Once we arrived at the pond, I felt like I was visiting a part of myself that I had never acknowledged. My inner teenager gave way to my inner 5-year-old who wanted the floor.
I pulled up my yoga pants as far as I could and walked into the water. I stood there, imagining what Thoreau would have been doing on this very day, 175 years ago. His ideas were bold for his time — he embraced the early sprouting of gender and cultural equality within the confines of an infant country. He embraced nature in order to learn about himself and the unseen. He lived simply.
In that moment, I thought of my dad and what he would say to me about judging those who judge. “Those who judge others are actually seeing something within themselves that they don’t like.”
Outside of the egoic triggers, my dad was obsessed with the purity of the individual and the idea that we are all born good. It is oppression that creates unsuitable behavior, which happens out of the necessity to survive. And when we hurt others, we are hurting ourselves too.
The Transcendentalist writers believed that we all have an element of source consciousness within, making us all part of the whole. This was my first introduction to the concept of Oneness.
I pondered what Thoreau might think of my dad’s quote: “Purity is the perfect order of chaos.”
I wondered if they’ve met since my dad dropped his body. Probably, I thought.
I felt my heart spilling over with joy and I longed for my dad’s presence. I imagined him standing right next to me — both of us basking in the glory of the landscape.
Gregg was standing on the beach taking pictures. I must have looked star struck.
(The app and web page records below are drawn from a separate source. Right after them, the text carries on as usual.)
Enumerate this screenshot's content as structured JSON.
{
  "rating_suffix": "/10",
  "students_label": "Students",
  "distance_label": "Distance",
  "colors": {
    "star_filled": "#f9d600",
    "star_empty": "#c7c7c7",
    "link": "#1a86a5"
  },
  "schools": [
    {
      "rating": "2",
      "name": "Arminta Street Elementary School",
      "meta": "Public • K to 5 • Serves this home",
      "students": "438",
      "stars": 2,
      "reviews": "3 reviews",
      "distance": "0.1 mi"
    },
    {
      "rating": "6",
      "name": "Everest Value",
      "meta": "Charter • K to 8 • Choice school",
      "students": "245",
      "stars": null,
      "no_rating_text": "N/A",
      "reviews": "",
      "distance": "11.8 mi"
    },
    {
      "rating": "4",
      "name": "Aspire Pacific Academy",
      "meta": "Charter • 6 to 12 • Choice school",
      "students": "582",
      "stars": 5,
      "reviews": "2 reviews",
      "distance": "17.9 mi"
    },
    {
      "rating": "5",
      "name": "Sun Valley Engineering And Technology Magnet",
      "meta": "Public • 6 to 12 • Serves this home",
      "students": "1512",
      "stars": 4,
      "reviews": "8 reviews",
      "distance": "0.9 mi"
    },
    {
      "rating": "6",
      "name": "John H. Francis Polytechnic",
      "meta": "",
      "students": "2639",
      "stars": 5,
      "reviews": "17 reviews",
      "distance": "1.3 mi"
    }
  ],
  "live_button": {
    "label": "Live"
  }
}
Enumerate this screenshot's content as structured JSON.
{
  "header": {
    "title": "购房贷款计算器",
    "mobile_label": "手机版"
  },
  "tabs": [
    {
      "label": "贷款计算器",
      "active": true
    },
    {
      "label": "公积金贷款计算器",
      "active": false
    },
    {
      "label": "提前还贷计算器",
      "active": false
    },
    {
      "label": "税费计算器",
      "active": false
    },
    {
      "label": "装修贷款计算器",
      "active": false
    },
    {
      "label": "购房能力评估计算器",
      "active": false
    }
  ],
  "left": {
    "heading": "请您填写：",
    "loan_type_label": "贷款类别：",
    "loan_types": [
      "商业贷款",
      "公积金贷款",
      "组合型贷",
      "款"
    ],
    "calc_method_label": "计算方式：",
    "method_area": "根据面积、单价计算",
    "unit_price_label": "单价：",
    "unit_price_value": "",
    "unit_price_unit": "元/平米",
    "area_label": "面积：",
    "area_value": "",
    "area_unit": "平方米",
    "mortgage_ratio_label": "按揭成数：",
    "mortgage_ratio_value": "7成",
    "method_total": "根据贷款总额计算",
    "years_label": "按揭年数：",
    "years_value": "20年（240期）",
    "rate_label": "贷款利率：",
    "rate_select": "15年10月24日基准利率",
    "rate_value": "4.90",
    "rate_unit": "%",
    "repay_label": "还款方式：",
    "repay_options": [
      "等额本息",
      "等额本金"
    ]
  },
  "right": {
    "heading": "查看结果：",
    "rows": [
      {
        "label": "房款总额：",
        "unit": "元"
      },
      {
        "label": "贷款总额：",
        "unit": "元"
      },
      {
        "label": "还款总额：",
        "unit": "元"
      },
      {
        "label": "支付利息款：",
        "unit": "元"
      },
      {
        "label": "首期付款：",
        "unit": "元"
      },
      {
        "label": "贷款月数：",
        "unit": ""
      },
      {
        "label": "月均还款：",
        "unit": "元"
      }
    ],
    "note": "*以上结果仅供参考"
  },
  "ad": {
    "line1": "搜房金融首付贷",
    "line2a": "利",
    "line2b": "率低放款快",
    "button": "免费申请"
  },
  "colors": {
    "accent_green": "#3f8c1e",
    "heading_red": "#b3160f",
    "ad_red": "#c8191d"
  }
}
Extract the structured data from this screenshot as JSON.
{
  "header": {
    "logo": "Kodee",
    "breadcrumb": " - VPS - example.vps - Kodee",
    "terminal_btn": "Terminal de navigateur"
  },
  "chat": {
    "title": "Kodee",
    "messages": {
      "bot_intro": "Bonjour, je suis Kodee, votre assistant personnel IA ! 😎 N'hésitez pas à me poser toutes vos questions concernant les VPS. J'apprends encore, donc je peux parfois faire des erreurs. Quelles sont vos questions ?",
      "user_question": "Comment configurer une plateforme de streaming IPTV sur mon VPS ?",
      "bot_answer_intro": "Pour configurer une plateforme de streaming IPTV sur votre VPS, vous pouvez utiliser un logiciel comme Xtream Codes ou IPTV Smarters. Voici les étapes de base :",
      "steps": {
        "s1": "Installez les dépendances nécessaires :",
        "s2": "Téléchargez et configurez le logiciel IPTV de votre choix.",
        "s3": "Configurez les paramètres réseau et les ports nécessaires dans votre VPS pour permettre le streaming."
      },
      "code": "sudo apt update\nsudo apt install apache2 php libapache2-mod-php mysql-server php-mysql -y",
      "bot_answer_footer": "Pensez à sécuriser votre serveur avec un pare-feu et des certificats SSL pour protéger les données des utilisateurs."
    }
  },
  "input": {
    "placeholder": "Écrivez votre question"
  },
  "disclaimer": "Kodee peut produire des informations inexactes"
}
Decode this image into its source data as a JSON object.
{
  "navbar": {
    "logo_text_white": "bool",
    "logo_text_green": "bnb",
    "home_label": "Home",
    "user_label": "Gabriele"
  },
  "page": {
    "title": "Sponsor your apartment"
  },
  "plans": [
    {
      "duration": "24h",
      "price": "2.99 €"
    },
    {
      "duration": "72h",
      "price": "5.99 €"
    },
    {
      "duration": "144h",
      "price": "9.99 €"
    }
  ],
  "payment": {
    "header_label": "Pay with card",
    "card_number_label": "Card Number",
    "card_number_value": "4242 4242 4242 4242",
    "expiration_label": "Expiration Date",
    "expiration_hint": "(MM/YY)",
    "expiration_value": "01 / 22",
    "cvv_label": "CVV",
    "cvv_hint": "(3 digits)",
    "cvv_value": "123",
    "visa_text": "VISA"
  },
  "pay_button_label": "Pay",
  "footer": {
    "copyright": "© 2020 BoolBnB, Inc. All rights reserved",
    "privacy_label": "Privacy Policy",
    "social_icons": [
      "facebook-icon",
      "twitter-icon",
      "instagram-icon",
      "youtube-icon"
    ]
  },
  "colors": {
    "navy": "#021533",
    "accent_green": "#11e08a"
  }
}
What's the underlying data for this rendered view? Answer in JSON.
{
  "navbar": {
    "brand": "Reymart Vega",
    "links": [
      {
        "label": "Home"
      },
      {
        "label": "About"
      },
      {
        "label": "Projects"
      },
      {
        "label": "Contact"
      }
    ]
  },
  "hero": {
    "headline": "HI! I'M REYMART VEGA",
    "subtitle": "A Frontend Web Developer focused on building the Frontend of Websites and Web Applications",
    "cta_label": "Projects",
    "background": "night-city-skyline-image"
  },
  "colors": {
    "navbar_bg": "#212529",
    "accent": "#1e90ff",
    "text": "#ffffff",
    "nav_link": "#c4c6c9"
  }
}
Star struck by a pond.
Gregg said, “Hey! There’s something reflecting light in the water! Right beside you! It’s blue and shiny. Get it!”
“Where?” I asked.
“Right there, to your right.”
I bent down and put my hand in the water.
“No. a little to the left. Now one inch up and to the right. No, back to the left. Back, back, back …”
And suddenly, I knew what was happening.
“I’m not going to be able to catch it. It’s not of this world.”
“No, it’s right there!”
“Okay, here?” I asked.
We did the whole right, left, back and forth thing again and again.
“Yes, right there!”
I reached down and picked up some sand.
Deflated, he said, “Aaww, now it’s gone.”
“Told you,” I said.
He said, “I think you got the water muddied up.”
My dad taught me that there is more to this existence than what we can see with our physical senses. And sometimes, the information we gather from our senses is beyond explanation.
Most of the games we would play together were ones that stretched my intuitive abilities, like he was grooming me for something.
“Trust your intuition. It’s probable that it’s the only correct answer. You already know how many leaves are on that tree right there,” he would say.
As we grow older, it’s natural that we begin to identify with the intrinsic values of our parents — or realize that we have identified with them all along.
I stood there in the pond, with the realization that the Transcendentalist movement is not something I ever needed to subscribe to or study. The concept had been weaved into my consciousness before I could articulate a sentence.
It is who I am at the core. It is me.
“Thanks, dad,” I whispered.
Collectively, us humans spend time learning things that we believe to be separate and outside of ourselves. But what we are really doing this whole time is learning more about ourselves, so that life can know itself.
“When self is known, all is known.”— James Daves, artist, philosopher, dad of two
Today, I work as a purpose coach. I teach my clients how to delve into the depths of their own consciousness, where the answers to all the questions reside. My work is my purpose, and it gives me permission to be exactly who I am.
Standing in a pond that was once nothing more than a fairytale in my mind, I witnessed the full circle of my life experience up until now — in one angelic, fleeting moment.
This full circle fairytale experience can occur for all of us, once we embrace and invite in our soul’s true essence.
This is my wish for you.
Love and light,